NOW, I LOVE CHRISTMAS as much as the next person. But does “Merry Christmas” start sounding like an oxymoron as the season progresses? A juxtaposition of incongruities?
This year I got a head start. We went on vacation in November to a place where Bubbles and Louie would have to spend more time in quarantine than the vacation was long, so I had to renovate the house for the dog sitter. I recarpeted, painted, and deep cleaned, and now our guests will think we live like this all the time.
The next greatest holiday stressor is gifts. Here are several solutions to minimize the wear and tear on your psyche, time, and pocketbook:
You can draw names. Now, I know you’re remembering that time when Suzy drew little Johnny’s name and gave him a copy of Lord of the Flies because he was into entomology, but it did teach him survival techniques. If you’re afraid of being
found out thought too generous, make them “secret Santa” gifts.
You can regift. When you’re a hoarder like a very past relative of mine, you’ll have “go to” items in reserve, such as chocolate liqueur bottles from the Christmas before or a jiggly Hula dancer dashboard ornament which came with an added good wish in the box: Merry Christmas From The Gardener.

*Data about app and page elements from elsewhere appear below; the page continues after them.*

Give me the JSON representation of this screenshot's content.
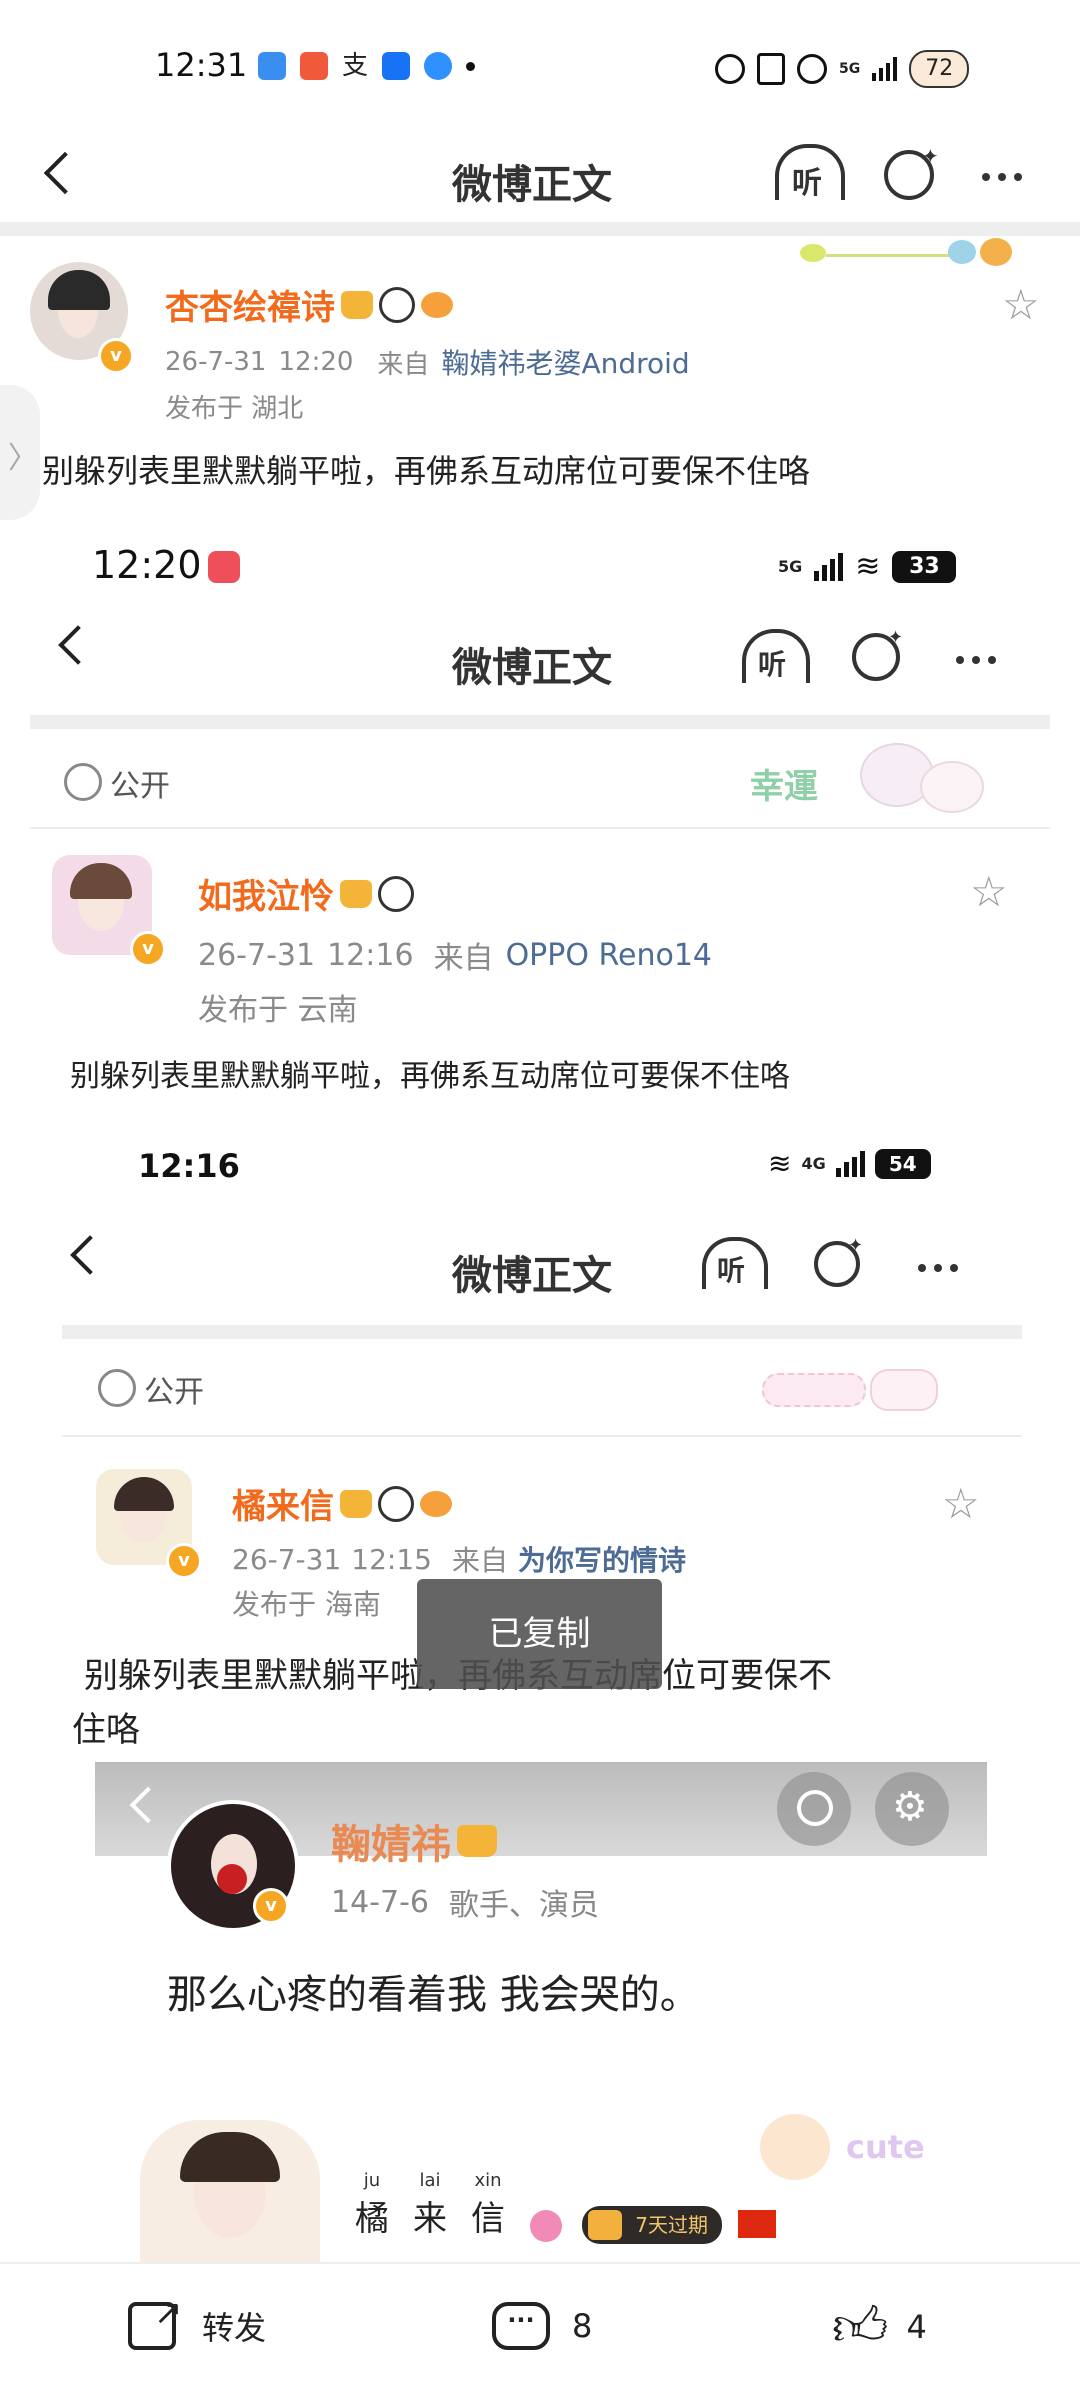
{
  "status_bar": {
    "time": "12:31",
    "network": "5G",
    "battery": "72"
  },
  "header": {
    "title": "微博正文",
    "listen_label": "听"
  },
  "post": {
    "username": "杏杏绘禕诗",
    "date": "26-7-31",
    "time": "12:20",
    "from_label": "来自",
    "source": "鞠婧祎老婆Android",
    "location": "发布于 湖北",
    "text": "别躲列表里默默躺平啦，再佛系互动席位可要保不住咯"
  },
  "shot1": {
    "status_time": "12:20",
    "network": "5G",
    "battery": "33",
    "title": "微博正文",
    "listen_label": "听",
    "visibility": "公开",
    "sticker": "幸運",
    "username": "如我泣怜",
    "date": "26-7-31",
    "time": "12:16",
    "from_label": "来自",
    "source": "OPPO Reno14",
    "location": "发布于 云南",
    "text": "别躲列表里默默躺平啦，再佛系互动席位可要保不住咯"
  },
  "shot2": {
    "status_time": "12:16",
    "network": "4G",
    "battery": "54",
    "title": "微博正文",
    "listen_label": "听",
    "visibility": "公开",
    "username": "橘来信",
    "date": "26-7-31",
    "time": "12:15",
    "from_label": "来自",
    "source": "为你写的情诗",
    "location": "发布于 海南",
    "text_line1": "别躲列表里默默躺平啦，再佛系互动席位可要保不",
    "text_line2": "住咯",
    "toast": "已复制"
  },
  "shot3": {
    "username": "鞠婧祎",
    "meta": "14-7-6",
    "role": "歌手、演员",
    "text": "那么心疼的看着我 我会哭的。"
  },
  "banner": {
    "name_chars": [
      "橘",
      "来",
      "信"
    ],
    "name_pinyin": [
      "ju",
      "lai",
      "xin"
    ],
    "vip_label": "7天过期",
    "cute_label": "cute"
  },
  "toolbar": {
    "repost_label": "转发",
    "comment_count": "8",
    "like_count": "4"
  },
  "colors": {
    "accent": "#f26a1b",
    "link": "#4d6c95",
    "vip_badge": "#f5a623"
  }
}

You can make a donation. This one’s a real hit. But be sure to enclose a receipt for the donation because you don’t want to be accused of being your own favorite charity.
You can “say it with flowers.” This one is not easy on the pocketbook. And sometimes there just isn’t a flower to adequately express how you feel about someone. But here’s something that just might: fruitcake!
Fruitcake is a thoughtful gift. It comes with an implicit guarantee that you will always have something to serve your guests. With its red and green candied cherries bouncing merrily along on party plates, it carries the Christmas theme all the way to the backyard where once, alarmed by the dog’s frantic barking, I found remnants of it, pitched by a disingenuous gastronome.
Either you love fruitcake or you hate it. Those who say, “It’s OK”—they hate it; they just don’t have the backbone to admit that this holiday custom which dates back to ancient Egypt—where it was buried with the mummies to ensure they had food to last through eternity—makes them retch.
Civilizations have crumbled…but not the fruitcake tradition. Like Lutefisk to the Norwegians, some things just won’t go away…
Aunt Flora in New York: “Hello, dear, I’m ordering your Christmas gift and I need to know, do you want fruitcake or cheese? Last year your brother was rude about the cheese, so I put him down for fruitcake.”
A debate discussion ensues about California winters, hot enough to melt cheese, and isn’t fruitcake combustible?
Aunt Flora: “Not to worry—I send everything Signature Required. You’ll be there to get it. Now, I spent three days making this list, and I need to know, do you want fruitcake or cheese?”
Me: “You choose, but have the post office put a fruitcake label on it—no one will touch it.”
To which she replies that there is no such thing as a fruitcake label, to which I reply that it’s what the post office uses instead of a signature card during the holidays.
Fruitcake has no expiration date. But Aunt Flora does.